In the Introduction, the author says,
“Trusting God is a spiritual lifestyle to be learned. Walking out that faith takes a lifetime of baby steps in the direction of spiritual trust. As we grow, we learn how to trust God. We develop new habits of looking to him, new habits of processing and digesting the Word of God, new habits of living our faith, and new habits of relating to other people in our lives. New habits don’t happen overnight; they happen over time.” (p. 10)
So creating or rebuilding these new habits usually involves overcoming deeply ingrained wrong habits and beliefs. Most of us put our faith in human wisdom/human understanding. We’ve allowed the world to infiltrate our thought patterns, living habits—to a point that we miss out on God’s best for us. This author is trying to get us away from our worldly selves and into a godly thinking frame of mind.
After a lengthy introduction, we get down to business with 3 sections of ten days each. Each day’s reading is about 5 pages. Each day includes Today’s Praise/Prayer, Today’s Truth, Today’s Dare, a Journal section, Today’s Prayer, and Today I Believe. (It’s not as much as it sounds like! You can do this in maybe 15 minutes)
The sections are:
* Live Up! In Relationship to God
* Live In! In Surrender of Self
* Live Out! In Relationship to Others

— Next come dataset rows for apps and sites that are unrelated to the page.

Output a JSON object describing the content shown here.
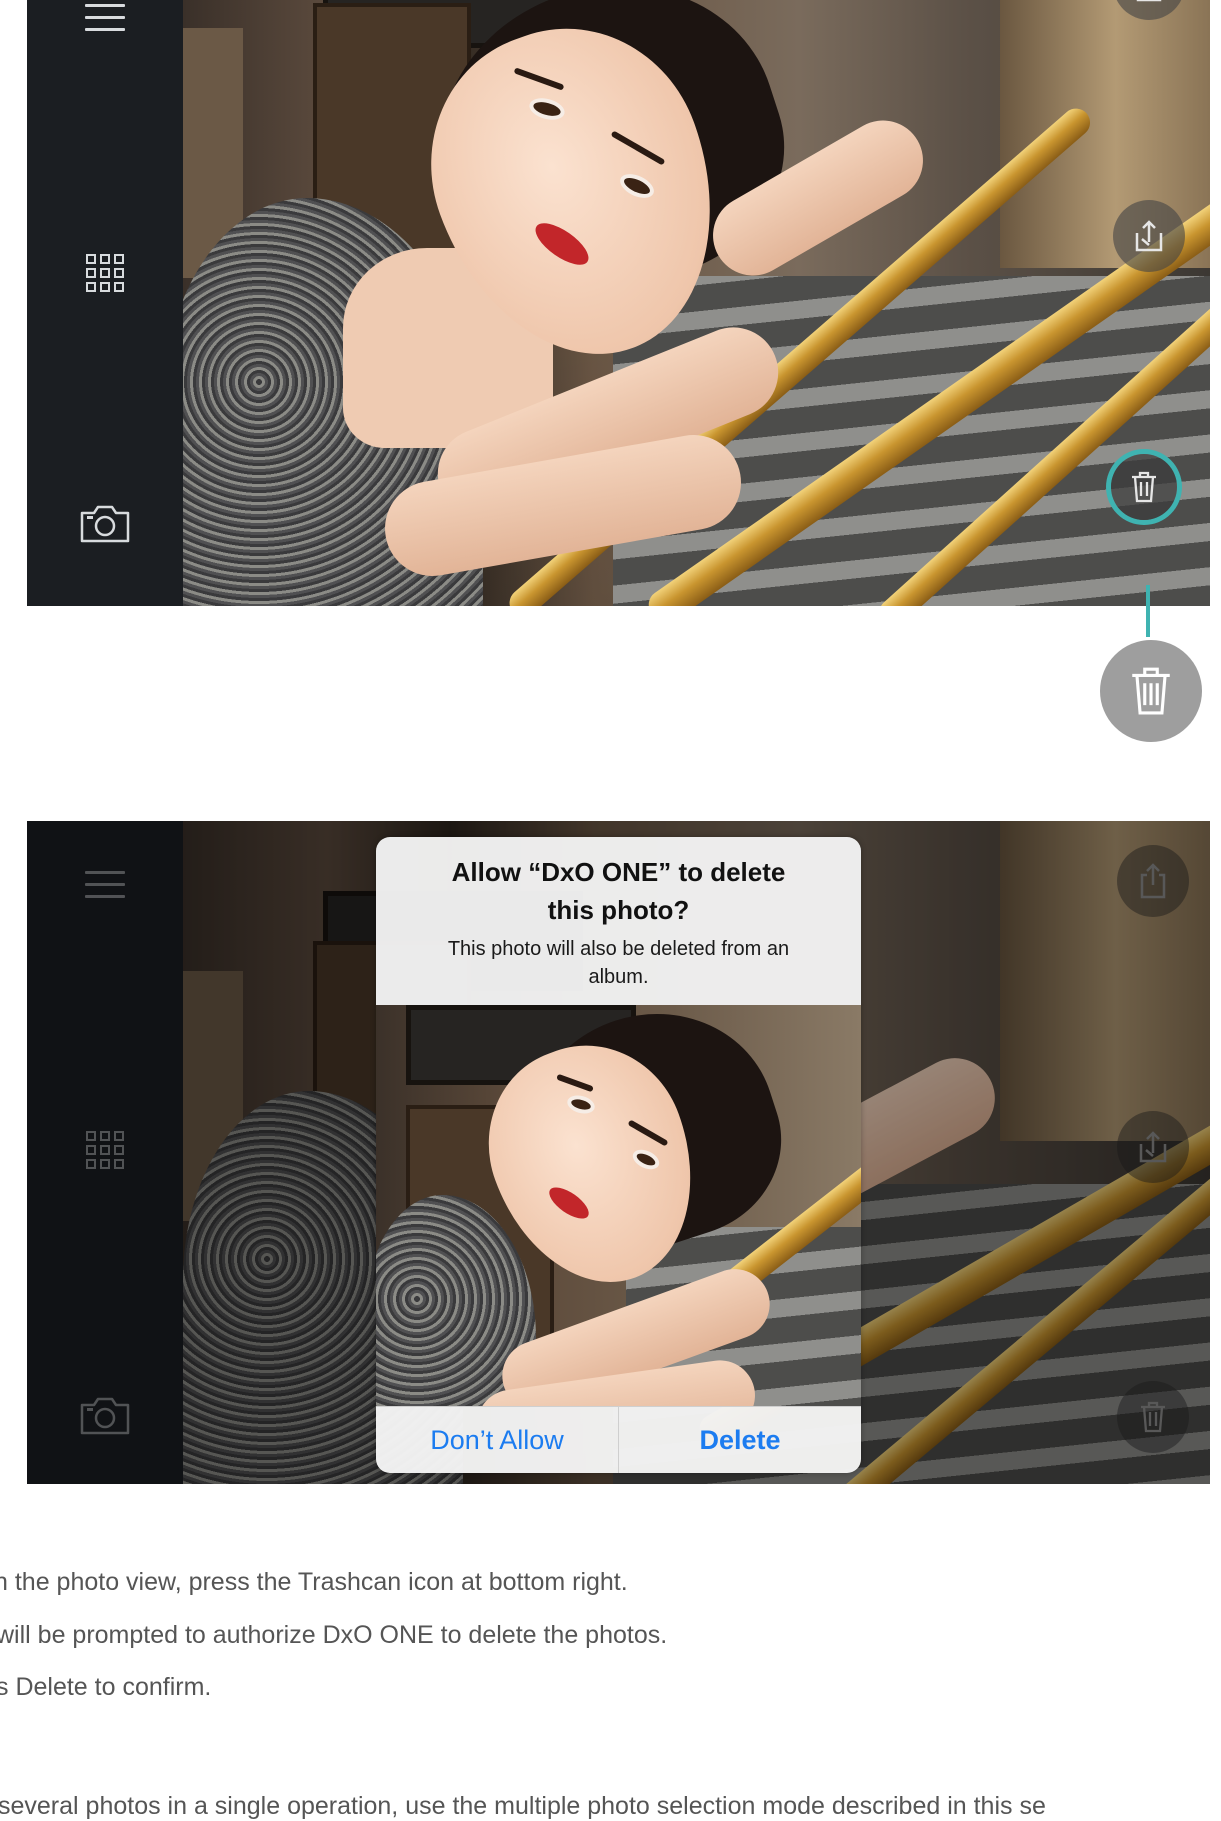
{
  "sidebar": {
    "menu_icon": "hamburger-menu-icon",
    "grid_icon": "grid-gallery-icon",
    "camera_icon": "camera-icon"
  },
  "actions": {
    "share_icon": "share-icon",
    "export_icon": "export-icon",
    "trash_icon": "trash-icon"
  },
  "colors": {
    "highlight": "#3fb3b1",
    "alert_button": "#1c7cf0",
    "sidebar": "#1b1e22"
  },
  "dialog": {
    "title_line1": "Allow “DxO ONE” to delete",
    "title_line2": "this photo?",
    "message_line1": "This photo will also be deleted from an",
    "message_line2": "album.",
    "cancel_label": "Don’t Allow",
    "confirm_label": "Delete"
  },
  "instructions": [
    "n the photo view, press the Trashcan icon at bottom right.",
    "will be prompted to authorize DxO ONE to delete the photos.",
    "s Delete to confirm.",
    "several photos in a single operation, use the multiple photo selection mode described in this se"
  ]
}
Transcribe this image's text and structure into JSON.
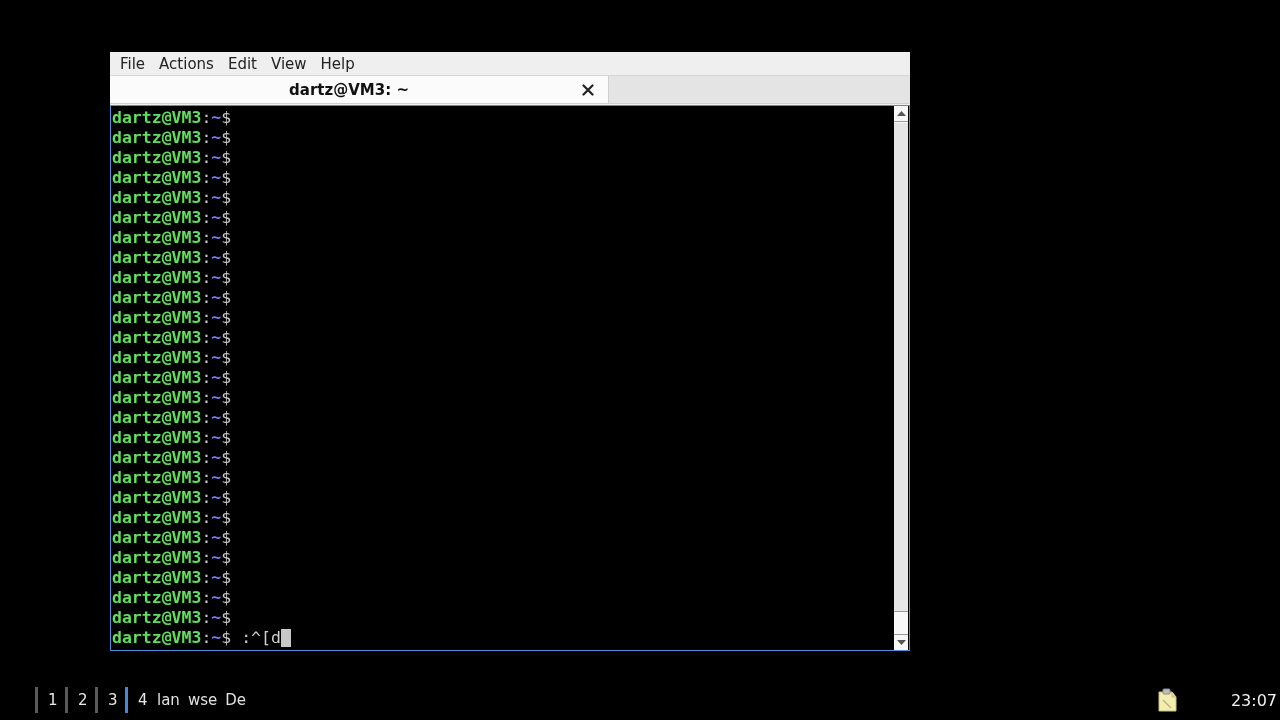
{
  "window": {
    "menu": [
      "File",
      "Actions",
      "Edit",
      "View",
      "Help"
    ],
    "tabs": [
      {
        "title": "dartz@VM3: ~",
        "selected": true
      }
    ]
  },
  "terminal": {
    "lines": [
      {
        "user_host": "dartz@VM3",
        "separator": ":",
        "path": "~",
        "symbol": "$",
        "cursor": false
      },
      {
        "user_host": "dartz@VM3",
        "separator": ":",
        "path": "~",
        "symbol": "$",
        "cursor": false
      },
      {
        "user_host": "dartz@VM3",
        "separator": ":",
        "path": "~",
        "symbol": "$",
        "cursor": false
      },
      {
        "user_host": "dartz@VM3",
        "separator": ":",
        "path": "~",
        "symbol": "$",
        "cursor": false
      },
      {
        "user_host": "dartz@VM3",
        "separator": ":",
        "path": "~",
        "symbol": "$",
        "cursor": false
      },
      {
        "user_host": "dartz@VM3",
        "separator": ":",
        "path": "~",
        "symbol": "$",
        "cursor": false
      },
      {
        "user_host": "dartz@VM3",
        "separator": ":",
        "path": "~",
        "symbol": "$",
        "cursor": false
      },
      {
        "user_host": "dartz@VM3",
        "separator": ":",
        "path": "~",
        "symbol": "$",
        "cursor": false
      },
      {
        "user_host": "dartz@VM3",
        "separator": ":",
        "path": "~",
        "symbol": "$",
        "cursor": false
      },
      {
        "user_host": "dartz@VM3",
        "separator": ":",
        "path": "~",
        "symbol": "$",
        "cursor": false
      },
      {
        "user_host": "dartz@VM3",
        "separator": ":",
        "path": "~",
        "symbol": "$",
        "cursor": false
      },
      {
        "user_host": "dartz@VM3",
        "separator": ":",
        "path": "~",
        "symbol": "$",
        "cursor": false
      },
      {
        "user_host": "dartz@VM3",
        "separator": ":",
        "path": "~",
        "symbol": "$",
        "cursor": false
      },
      {
        "user_host": "dartz@VM3",
        "separator": ":",
        "path": "~",
        "symbol": "$",
        "cursor": false
      },
      {
        "user_host": "dartz@VM3",
        "separator": ":",
        "path": "~",
        "symbol": "$",
        "cursor": false
      },
      {
        "user_host": "dartz@VM3",
        "separator": ":",
        "path": "~",
        "symbol": "$",
        "cursor": false
      },
      {
        "user_host": "dartz@VM3",
        "separator": ":",
        "path": "~",
        "symbol": "$",
        "cursor": false
      },
      {
        "user_host": "dartz@VM3",
        "separator": ":",
        "path": "~",
        "symbol": "$",
        "cursor": false
      },
      {
        "user_host": "dartz@VM3",
        "separator": ":",
        "path": "~",
        "symbol": "$",
        "cursor": false
      },
      {
        "user_host": "dartz@VM3",
        "separator": ":",
        "path": "~",
        "symbol": "$",
        "cursor": false
      },
      {
        "user_host": "dartz@VM3",
        "separator": ":",
        "path": "~",
        "symbol": "$",
        "cursor": false
      },
      {
        "user_host": "dartz@VM3",
        "separator": ":",
        "path": "~",
        "symbol": "$",
        "cursor": false
      },
      {
        "user_host": "dartz@VM3",
        "separator": ":",
        "path": "~",
        "symbol": "$",
        "cursor": false
      },
      {
        "user_host": "dartz@VM3",
        "separator": ":",
        "path": "~",
        "symbol": "$",
        "cursor": false
      },
      {
        "user_host": "dartz@VM3",
        "separator": ":",
        "path": "~",
        "symbol": "$",
        "cursor": false
      },
      {
        "user_host": "dartz@VM3",
        "separator": ":",
        "path": "~",
        "symbol": "$",
        "cursor": false
      },
      {
        "user_host": "dartz@VM3",
        "separator": ":",
        "path": "~",
        "symbol": "$",
        "command": ":^[d",
        "cursor": true
      }
    ]
  },
  "taskbar": {
    "workspaces": [
      {
        "label": "1",
        "selected": false
      },
      {
        "label": "2",
        "selected": false
      },
      {
        "label": "3",
        "selected": false
      },
      {
        "label": "4",
        "selected": true
      }
    ],
    "tasks": [
      "lan",
      "wse",
      "De"
    ],
    "clock": "23:07"
  }
}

Day 10, which I already blogged about here, spoke to me more than any other. Near the end of the book it seemed as if the author had run out of dares; somehow the words felt more hurried.

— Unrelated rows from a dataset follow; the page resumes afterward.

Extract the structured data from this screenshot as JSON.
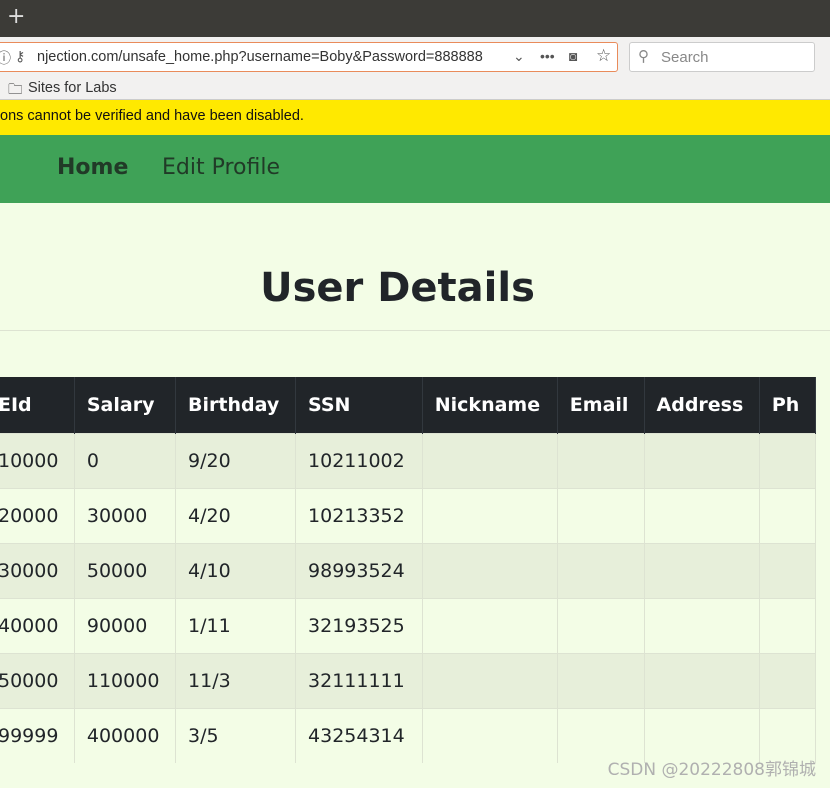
{
  "browser": {
    "url": "njection.com/unsafe_home.php?username=Boby&Password=888888",
    "search_placeholder": "Search",
    "bookmark": "Sites for Labs",
    "warning": "ons cannot be verified and have been disabled."
  },
  "nav": {
    "home": "Home",
    "edit_profile": "Edit Profile"
  },
  "page": {
    "title": "User Details"
  },
  "table": {
    "headers": [
      "EId",
      "Salary",
      "Birthday",
      "SSN",
      "Nickname",
      "Email",
      "Address",
      "Ph"
    ],
    "rows": [
      [
        "10000",
        "0",
        "9/20",
        "10211002"
      ],
      [
        "20000",
        "30000",
        "4/20",
        "10213352"
      ],
      [
        "30000",
        "50000",
        "4/10",
        "98993524"
      ],
      [
        "40000",
        "90000",
        "1/11",
        "32193525"
      ],
      [
        "50000",
        "110000",
        "11/3",
        "32111111"
      ],
      [
        "99999",
        "400000",
        "3/5",
        "43254314"
      ]
    ]
  },
  "watermark": "CSDN @20222808郭锦城"
}
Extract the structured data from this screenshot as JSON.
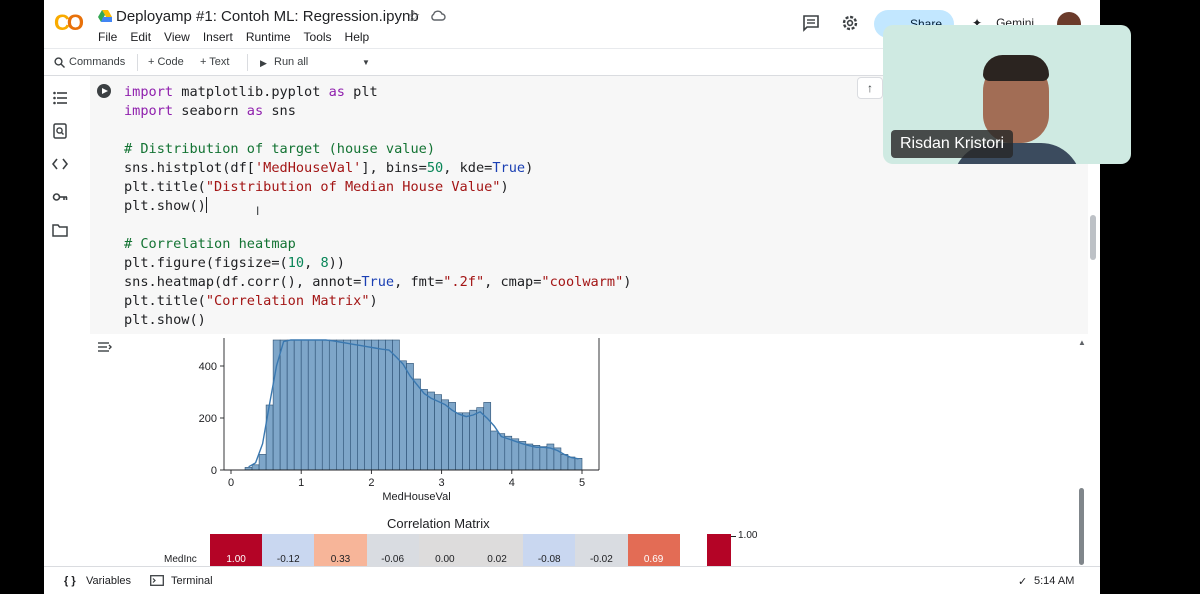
{
  "header": {
    "title": "Deployamp #1: Contoh ML: Regression.ipynb",
    "menu": [
      "File",
      "Edit",
      "View",
      "Insert",
      "Runtime",
      "Tools",
      "Help"
    ],
    "share_label": "Share",
    "gemini_label": "Gemini"
  },
  "toolbar": {
    "commands_label": "Commands",
    "code_label": "+ Code",
    "text_label": "+ Text",
    "run_all_label": "Run all"
  },
  "code_lines": [
    "import matplotlib.pyplot as plt",
    "import seaborn as sns",
    "",
    "# Distribution of target (house value)",
    "sns.histplot(df['MedHouseVal'], bins=50, kde=True)",
    "plt.title(\"Distribution of Median House Value\")",
    "plt.show()",
    "",
    "# Correlation heatmap",
    "plt.figure(figsize=(10, 8))",
    "sns.heatmap(df.corr(), annot=True, fmt=\".2f\", cmap=\"coolwarm\")",
    "plt.title(\"Correlation Matrix\")",
    "plt.show()"
  ],
  "chart_data": [
    {
      "type": "bar",
      "xlabel": "MedHouseVal",
      "ylabel": "",
      "xlim": [
        0,
        5
      ],
      "ylim": [
        0,
        500
      ],
      "xticks": [
        0,
        1,
        2,
        3,
        4,
        5
      ],
      "yticks": [
        0,
        200,
        400
      ],
      "bins": [
        0.2,
        0.3,
        0.4,
        0.5,
        0.6,
        0.7,
        0.8,
        0.9,
        1.0,
        1.1,
        1.2,
        1.3,
        1.4,
        1.5,
        1.6,
        1.7,
        1.8,
        1.9,
        2.0,
        2.1,
        2.2,
        2.3,
        2.4,
        2.5,
        2.6,
        2.7,
        2.8,
        2.9,
        3.0,
        3.1,
        3.2,
        3.3,
        3.4,
        3.5,
        3.6,
        3.7,
        3.8,
        3.9,
        4.0,
        4.1,
        4.2,
        4.3,
        4.4,
        4.5,
        4.6,
        4.7,
        4.8,
        4.9
      ],
      "values": [
        10,
        20,
        60,
        250,
        520,
        540,
        550,
        560,
        560,
        555,
        550,
        545,
        540,
        535,
        530,
        525,
        520,
        515,
        510,
        505,
        500,
        500,
        420,
        410,
        350,
        310,
        300,
        290,
        270,
        260,
        220,
        220,
        230,
        240,
        260,
        150,
        140,
        130,
        120,
        110,
        100,
        95,
        90,
        100,
        85,
        60,
        50,
        45
      ],
      "kde": true,
      "top_bin_value": 520
    },
    {
      "type": "heatmap",
      "title": "Correlation Matrix",
      "row_labels": [
        "MedInc"
      ],
      "values": [
        [
          "1.00",
          "-0.12",
          "0.33",
          "-0.06",
          "0.00",
          "0.02",
          "-0.08",
          "-0.02",
          "0.69"
        ]
      ],
      "colors": [
        "#b40426",
        "#c9d7f0",
        "#f7b599",
        "#d9dce1",
        "#dddcdc",
        "#dddcdc",
        "#c9d7f0",
        "#d9dce1",
        "#e36c55"
      ],
      "colorbar_label": "1.00"
    }
  ],
  "statusbar": {
    "variables_label": "Variables",
    "terminal_label": "Terminal",
    "time": "5:14 AM"
  },
  "video": {
    "name": "Risdan Kristori"
  }
}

From the conclusion:
“Your life is no longer your own. Your life is not random. It is hidden in Christ. You are protected, shielded, care for, provided for…by Christ. You are covered by his faithfulness and power. To look up, focus your attention on what is biblically true rather than on what you are feeling.” (p. 228)
The book was a pleasure to read with my online Bible study friends. We discussed it once a week, pushing one another for deeper meaning and insight. Personally, I wished that the dares could have had more than one day, more time to soak in and live in them and ruminate on them. But of course, we can’t have a 30-week dare, can we? 4 stars.